He said a prospective buyer had last year considered a bid of more than £200 million but pulled out because of the Brexit negotiations.
The buyer had planned to turn the building in to several very large homes for himself, his sons and their staff.
The building was completed in 1826 by regency architect Nash who also designed Buckingham Palace, Regent Street and Brighton’s Royal Pavilion
Around £80-90 million needs to be spent transforming the interior, with even more needed if the buyer wants to transform it into flats
If the mansion was bought by an individual it would represent the second most expensive house ever sold in the UK
The building was completed in 1826 by regency architect Nash who also designed Buckingham Palace, Regent Street and Brighton’s Royal Pavilion.
The property, which has 117,000 square feet of floor space, previously served as government offices and then student accommodation after it was damaged during the Blitz.
Stephen Lindsay, an agent at Savills who is working on the property, said: ‘Nothing on this scale in such a prime London location has ever come up for sale.
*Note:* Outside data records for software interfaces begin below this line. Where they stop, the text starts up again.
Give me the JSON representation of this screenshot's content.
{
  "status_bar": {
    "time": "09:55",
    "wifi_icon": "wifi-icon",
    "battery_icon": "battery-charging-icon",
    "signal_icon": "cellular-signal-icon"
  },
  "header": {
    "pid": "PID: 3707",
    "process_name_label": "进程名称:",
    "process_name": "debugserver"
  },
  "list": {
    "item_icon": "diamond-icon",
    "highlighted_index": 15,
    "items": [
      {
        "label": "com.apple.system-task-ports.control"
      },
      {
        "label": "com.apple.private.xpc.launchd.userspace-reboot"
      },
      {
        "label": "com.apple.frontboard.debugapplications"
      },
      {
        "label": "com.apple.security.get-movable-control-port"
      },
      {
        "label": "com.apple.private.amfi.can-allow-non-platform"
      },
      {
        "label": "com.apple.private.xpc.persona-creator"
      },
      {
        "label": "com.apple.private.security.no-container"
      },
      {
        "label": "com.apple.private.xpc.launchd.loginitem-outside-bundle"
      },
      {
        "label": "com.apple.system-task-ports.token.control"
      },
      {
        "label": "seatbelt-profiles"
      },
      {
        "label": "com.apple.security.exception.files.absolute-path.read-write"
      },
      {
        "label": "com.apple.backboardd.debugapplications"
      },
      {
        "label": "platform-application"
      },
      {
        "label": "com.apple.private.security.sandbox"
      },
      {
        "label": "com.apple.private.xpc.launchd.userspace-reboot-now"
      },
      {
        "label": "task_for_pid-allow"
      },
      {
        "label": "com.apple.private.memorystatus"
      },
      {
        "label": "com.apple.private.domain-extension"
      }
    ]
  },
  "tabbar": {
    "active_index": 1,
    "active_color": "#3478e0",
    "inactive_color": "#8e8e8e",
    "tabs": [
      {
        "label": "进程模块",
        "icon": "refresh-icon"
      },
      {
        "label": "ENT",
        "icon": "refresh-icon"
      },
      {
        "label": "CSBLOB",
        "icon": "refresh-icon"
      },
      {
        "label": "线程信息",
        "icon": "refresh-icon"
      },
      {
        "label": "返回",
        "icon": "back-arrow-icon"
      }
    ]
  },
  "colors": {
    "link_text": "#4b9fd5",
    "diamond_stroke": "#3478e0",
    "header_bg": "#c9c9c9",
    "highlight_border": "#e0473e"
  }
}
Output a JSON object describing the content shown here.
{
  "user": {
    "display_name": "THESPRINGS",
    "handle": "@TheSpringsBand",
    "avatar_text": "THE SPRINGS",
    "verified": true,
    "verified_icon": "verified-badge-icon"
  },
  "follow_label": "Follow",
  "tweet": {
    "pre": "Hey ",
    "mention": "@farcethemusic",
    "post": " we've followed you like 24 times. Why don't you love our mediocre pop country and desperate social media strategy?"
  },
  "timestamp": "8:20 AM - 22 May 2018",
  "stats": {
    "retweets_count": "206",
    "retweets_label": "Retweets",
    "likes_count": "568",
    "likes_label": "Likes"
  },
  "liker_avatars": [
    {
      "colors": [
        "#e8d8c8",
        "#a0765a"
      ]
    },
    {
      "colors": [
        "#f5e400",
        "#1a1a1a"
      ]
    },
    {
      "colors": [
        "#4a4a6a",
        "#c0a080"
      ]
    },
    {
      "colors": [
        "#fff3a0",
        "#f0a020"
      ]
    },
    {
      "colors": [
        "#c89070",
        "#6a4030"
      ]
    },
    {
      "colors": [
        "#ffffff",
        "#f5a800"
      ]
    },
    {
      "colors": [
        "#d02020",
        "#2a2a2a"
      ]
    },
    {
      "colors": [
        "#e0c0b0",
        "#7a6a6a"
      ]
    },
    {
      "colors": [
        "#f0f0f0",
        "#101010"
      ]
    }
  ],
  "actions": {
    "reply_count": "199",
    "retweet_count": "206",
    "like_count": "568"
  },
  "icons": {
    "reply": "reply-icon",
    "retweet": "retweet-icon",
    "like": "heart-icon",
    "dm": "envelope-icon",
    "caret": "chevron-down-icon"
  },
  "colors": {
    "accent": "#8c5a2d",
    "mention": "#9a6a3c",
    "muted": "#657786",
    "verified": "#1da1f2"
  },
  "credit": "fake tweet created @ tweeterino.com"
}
Without doubt the most remarkable residential opportunity I’ve ever seen.’
If it was bought by an individual it would represent the second most expensive house ever sold in the UK.
In January, Chinese property tycoon Cheung Chung-kiu bought a 45-room mansion overlooking Hyde Park for more than £200million.
WHO WAS JOHN NASH AND HOW DID HE COME TO DESIGN BUCKINGHAM PALACE AND REGENT’S PARK?
John Nash, remembered for his work on Buckingham Palace, Regent’s Park and Regent Street in London, is one of the most famous architects of the 18th and early 19th centuries.
He was born in January 1752 and after an early education received training from the architect Sir Robert Taylor.
After early education, Nash was trained by the architect Sir Robert Taylor and worked as a surveyor and builder in the city of London. In 1777 Nash established his own business and later inherited £1,000 from an uncle which he decided to risk on the building of houses in Great Russell Street and Bloomsbury Square. The buildings failed to rent out and Nash was declared bankrupt in 1783.
Returning to London in 1797, Nash then designed a number of Gothic castles around the country, in places such as Luscombe Castle in Devon and Caerahays Castle in Cornwall.
Nash soon came under the patronage of the Prince Regent, later King George IV. In 1806 he was appointed Surveyor General of Woods, Forests and Parks and from 1810 onwards worked solely for the prince. By 1813 he had been appointed official architect to the Office of Works, which meant advising parliamentary commissions on things such as new church buildings. This was when he designed Regent’s Park, Buckingham Palace and two theatres in Haymarket.
When George IV died in 1830, Nash lost his royal protector amid a backlash about the extravagance of the King’s reign. Buckingham Palace had cost thousands, millions in today’s terms, and Nash ultimately retired. He died a few years later in May 1835.